Overall, the mega-ports keep growing (with the notable exception of Hong Kong at 17.96 million TEUs) and many of the regional hubs are also expanding at a rapid clip. Take a look at the 10 Million TEU Club chart (formerly the 5 Million TEU Club Chart). As mentioned above, Shanghai with just moderate growth will soon eclipse the 50 million TEU mark. Singapore and Ningbo-Zhoushan both are likely to pass 40 million TEUs in just a few years. Of course, port throughputs are dictated by trade flow and China is the key. Eight of the top 16 ports are in China. In fact 5 out of the top six are Chinese ports. Will the same level of growth in trade support the same level of growth in ports over the next decade?
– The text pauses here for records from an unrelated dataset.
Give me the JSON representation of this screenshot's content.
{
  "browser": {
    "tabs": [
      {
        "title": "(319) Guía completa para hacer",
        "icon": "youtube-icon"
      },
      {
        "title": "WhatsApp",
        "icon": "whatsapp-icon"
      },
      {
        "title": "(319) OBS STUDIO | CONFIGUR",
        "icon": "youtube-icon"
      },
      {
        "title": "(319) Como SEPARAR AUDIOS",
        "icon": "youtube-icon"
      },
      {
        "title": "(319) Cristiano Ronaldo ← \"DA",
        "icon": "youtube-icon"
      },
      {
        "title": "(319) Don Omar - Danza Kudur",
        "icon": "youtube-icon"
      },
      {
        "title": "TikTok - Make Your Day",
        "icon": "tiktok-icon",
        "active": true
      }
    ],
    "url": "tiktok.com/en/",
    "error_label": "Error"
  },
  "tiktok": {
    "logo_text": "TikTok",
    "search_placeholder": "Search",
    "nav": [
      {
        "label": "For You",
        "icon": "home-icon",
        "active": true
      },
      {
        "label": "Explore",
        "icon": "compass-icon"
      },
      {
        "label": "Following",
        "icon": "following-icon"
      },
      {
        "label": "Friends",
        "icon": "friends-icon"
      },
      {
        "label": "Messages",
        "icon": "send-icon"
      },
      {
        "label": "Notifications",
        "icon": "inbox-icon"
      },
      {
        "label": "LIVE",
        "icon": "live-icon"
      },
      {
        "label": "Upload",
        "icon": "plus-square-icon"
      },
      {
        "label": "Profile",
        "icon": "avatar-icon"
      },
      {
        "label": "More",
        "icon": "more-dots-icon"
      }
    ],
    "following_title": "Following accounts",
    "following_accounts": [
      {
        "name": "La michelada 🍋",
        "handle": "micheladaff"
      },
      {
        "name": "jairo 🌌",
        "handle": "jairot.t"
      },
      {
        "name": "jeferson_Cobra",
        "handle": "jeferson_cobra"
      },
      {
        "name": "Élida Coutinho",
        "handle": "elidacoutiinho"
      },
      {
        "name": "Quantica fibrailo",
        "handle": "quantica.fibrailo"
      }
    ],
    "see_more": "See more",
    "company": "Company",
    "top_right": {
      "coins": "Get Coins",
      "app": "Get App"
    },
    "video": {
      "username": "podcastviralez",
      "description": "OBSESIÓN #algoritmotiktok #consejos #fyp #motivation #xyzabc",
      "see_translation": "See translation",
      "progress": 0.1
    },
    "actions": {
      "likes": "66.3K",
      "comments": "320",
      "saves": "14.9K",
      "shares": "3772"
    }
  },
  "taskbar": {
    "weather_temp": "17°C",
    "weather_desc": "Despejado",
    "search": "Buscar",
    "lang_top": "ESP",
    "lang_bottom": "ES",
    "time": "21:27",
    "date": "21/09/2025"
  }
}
It is a difficult and complex question.

There is a de-coupling of China with many of its largest customers. A de facto trade-war with the US has been underway for close to a decade, although it hasn’t influenced trade numbers as much as the COVID-19 pandemic. Similarly, western Europe has begun to consider scaling back China business. The Russian invasion of Ukraine has also been a reminder that the embers of the Cold War still can flare up at any time. And China itself is looking inward to spur economic development.

Still, should China need an economic boost, the “export economy” remains a potent way to refill government coffers and represents the best avenue of diplomacy for Beijing. And for China’s cadres, it is well worn path to economic prosperity. So, will the China’s ports continue their amazing growth? A definite, maybe.

And it isn’t solely about China. In this year’s list 31% tallied more than 5 million TEUs. With the current growth rates around the world, it would not be surprising that by 2025, half the Top 100 Containerports hit the 5 million mark. Much of this growth will be from developing economies like Malaysia, Indonesia and Vietnam. But economies like India and those in the Middle East are also expanding and with that containerport volumes will continue to rise.